TASK ITEM: The entries need to be copied exactly as they stand, images left out.

DATASET CONTENT:
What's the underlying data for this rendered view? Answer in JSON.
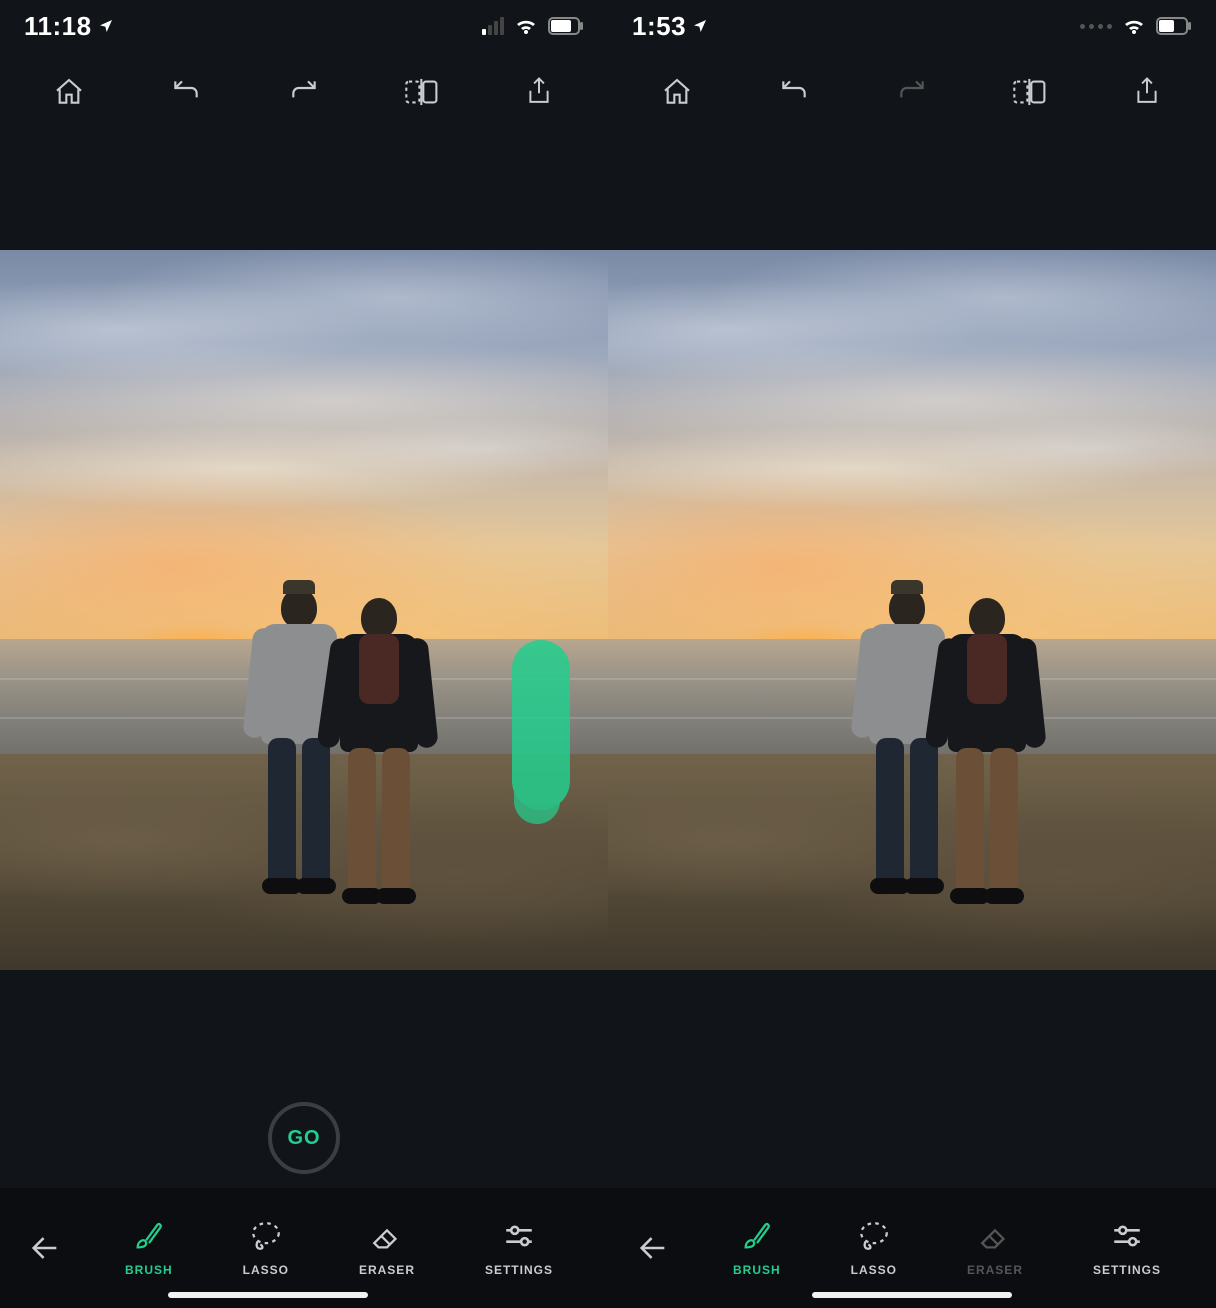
{
  "left": {
    "status": {
      "time": "11:18",
      "signal_bars_active": 1,
      "signal_bars_style": "bars"
    },
    "toolbar": {
      "redo_enabled": true
    },
    "go_label": "GO",
    "show_go": true,
    "show_brush_mark": true,
    "tools": {
      "back": "back",
      "items": [
        {
          "id": "brush",
          "label": "BRUSH",
          "active": true,
          "dim": false
        },
        {
          "id": "lasso",
          "label": "LASSO",
          "active": false,
          "dim": false
        },
        {
          "id": "eraser",
          "label": "ERASER",
          "active": false,
          "dim": false
        },
        {
          "id": "settings",
          "label": "SETTINGS",
          "active": false,
          "dim": false
        }
      ]
    }
  },
  "right": {
    "status": {
      "time": "1:53",
      "signal_bars_style": "dots"
    },
    "toolbar": {
      "redo_enabled": false
    },
    "show_go": false,
    "show_brush_mark": false,
    "tools": {
      "back": "back",
      "items": [
        {
          "id": "brush",
          "label": "BRUSH",
          "active": true,
          "dim": false
        },
        {
          "id": "lasso",
          "label": "LASSO",
          "active": false,
          "dim": false
        },
        {
          "id": "eraser",
          "label": "ERASER",
          "active": false,
          "dim": true
        },
        {
          "id": "settings",
          "label": "SETTINGS",
          "active": false,
          "dim": false
        }
      ]
    }
  },
  "colors": {
    "accent": "#23ce8e"
  }
}
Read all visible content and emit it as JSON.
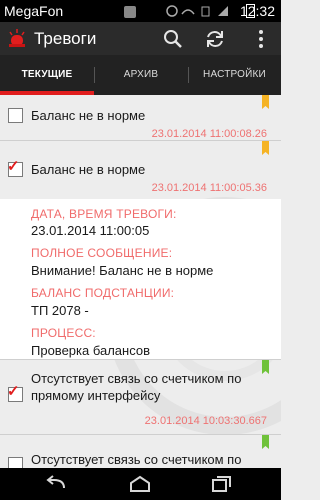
{
  "status_bar": {
    "carrier": "MegaFon",
    "time": "12:32"
  },
  "app_bar": {
    "title": "Тревоги",
    "icons": [
      "alarm-siren-icon",
      "search-icon",
      "refresh-icon",
      "overflow-menu-icon"
    ]
  },
  "tabs": [
    {
      "label": "ТЕКУЩИЕ",
      "active": true
    },
    {
      "label": "АРХИВ",
      "active": false
    },
    {
      "label": "НАСТРОЙКИ",
      "active": false
    }
  ],
  "alarms": [
    {
      "text": "Баланс не в норме",
      "date": "23.01.2014 11:00:08.26",
      "checked": false,
      "color": "#f5b324"
    },
    {
      "text": "Баланс не в норме",
      "date": "23.01.2014 11:00:05.36",
      "checked": true,
      "color": "#f5b324"
    },
    {
      "text": "Отсутствует связь со счетчиком по прямому интерфейсу",
      "date": "23.01.2014 10:03:30.667",
      "checked": true,
      "color": "#6fc23a"
    },
    {
      "text": "Отсутствует связь со счетчиком по",
      "checked": false,
      "color": "#6fc23a"
    }
  ],
  "details": {
    "datetime_label": "ДАТА, ВРЕМЯ ТРЕВОГИ:",
    "datetime_value": "23.01.2014 11:00:05",
    "message_label": "ПОЛНОЕ СООБЩЕНИЕ:",
    "message_value": "Внимание! Баланс не в норме",
    "substation_label": "БАЛАНС ПОДСТАНЦИИ:",
    "substation_value": "ТП 2078 -",
    "process_label": "ПРОЦЕСС:",
    "process_value": "Проверка балансов"
  },
  "nav_bar": {
    "icons": [
      "back-icon",
      "home-icon",
      "recent-apps-icon"
    ]
  }
}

RESULT:
What's the underlying data for this rendered view? Answer in JSON.
{
  "left": {
    "status": {
      "time": "11:18",
      "signal_bars_active": 1,
      "signal_bars_style": "bars"
    },
    "toolbar": {
      "redo_enabled": true
    },
    "go_label": "GO",
    "show_go": true,
    "show_brush_mark": true,
    "tools": {
      "back": "back",
      "items": [
        {
          "id": "brush",
          "label": "BRUSH",
          "active": true,
          "dim": false
        },
        {
          "id": "lasso",
          "label": "LASSO",
          "active": false,
          "dim": false
        },
        {
          "id": "eraser",
          "label": "ERASER",
          "active": false,
          "dim": false
        },
        {
          "id": "settings",
          "label": "SETTINGS",
          "active": false,
          "dim": false
        }
      ]
    }
  },
  "right": {
    "status": {
      "time": "1:53",
      "signal_bars_style": "dots"
    },
    "toolbar": {
      "redo_enabled": false
    },
    "show_go": false,
    "show_brush_mark": false,
    "tools": {
      "back": "back",
      "items": [
        {
          "id": "brush",
          "label": "BRUSH",
          "active": true,
          "dim": false
        },
        {
          "id": "lasso",
          "label": "LASSO",
          "active": false,
          "dim": false
        },
        {
          "id": "eraser",
          "label": "ERASER",
          "active": false,
          "dim": true
        },
        {
          "id": "settings",
          "label": "SETTINGS",
          "active": false,
          "dim": false
        }
      ]
    }
  },
  "colors": {
    "accent": "#23ce8e"
  }
}
Read all visible content and emit it as JSON.
{
  "status_bar": {
    "carrier": "MegaFon",
    "time": "12:32"
  },
  "app_bar": {
    "title": "Тревоги",
    "icons": [
      "alarm-siren-icon",
      "search-icon",
      "refresh-icon",
      "overflow-menu-icon"
    ]
  },
  "tabs": [
    {
      "label": "ТЕКУЩИЕ",
      "active": true
    },
    {
      "label": "АРХИВ",
      "active": false
    },
    {
      "label": "НАСТРОЙКИ",
      "active": false
    }
  ],
  "alarms": [
    {
      "text": "Баланс не в норме",
      "date": "23.01.2014 11:00:08.26",
      "checked": false,
      "color": "#f5b324"
    },
    {
      "text": "Баланс не в норме",
      "date": "23.01.2014 11:00:05.36",
      "checked": true,
      "color": "#f5b324"
    },
    {
      "text": "Отсутствует связь со счетчиком по прямому интерфейсу",
      "date": "23.01.2014 10:03:30.667",
      "checked": true,
      "color": "#6fc23a"
    },
    {
      "text": "Отсутствует связь со счетчиком по",
      "checked": false,
      "color": "#6fc23a"
    }
  ],
  "details": {
    "datetime_label": "ДАТА, ВРЕМЯ ТРЕВОГИ:",
    "datetime_value": "23.01.2014 11:00:05",
    "message_label": "ПОЛНОЕ СООБЩЕНИЕ:",
    "message_value": "Внимание! Баланс не в норме",
    "substation_label": "БАЛАНС ПОДСТАНЦИИ:",
    "substation_value": "ТП 2078 -",
    "process_label": "ПРОЦЕСС:",
    "process_value": "Проверка балансов"
  },
  "nav_bar": {
    "icons": [
      "back-icon",
      "home-icon",
      "recent-apps-icon"
    ]
  }
}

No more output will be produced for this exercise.